***** MATERIAL TO PROCESS
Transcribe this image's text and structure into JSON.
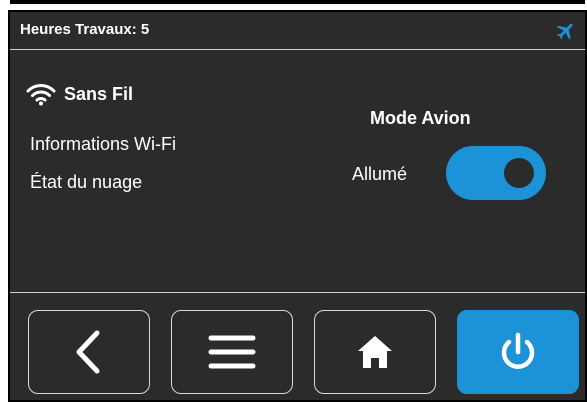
{
  "header": {
    "title": "Heures Travaux: 5",
    "icon": "airplane-icon"
  },
  "wifi": {
    "label": "Sans Fil",
    "icon": "wifi-icon"
  },
  "menu": {
    "items": [
      "Informations Wi-Fi",
      "État du nuage"
    ]
  },
  "airplane_mode": {
    "title": "Mode Avion",
    "state_label": "Allumé",
    "enabled": true
  },
  "nav": {
    "buttons": [
      "back",
      "menu",
      "home",
      "power"
    ]
  },
  "colors": {
    "accent": "#1b93d6",
    "background": "#2b2b2b",
    "text": "#ffffff"
  }
}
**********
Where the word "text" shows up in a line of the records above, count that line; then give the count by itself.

▶ **SOLUTION TO THE EXERCISE**
2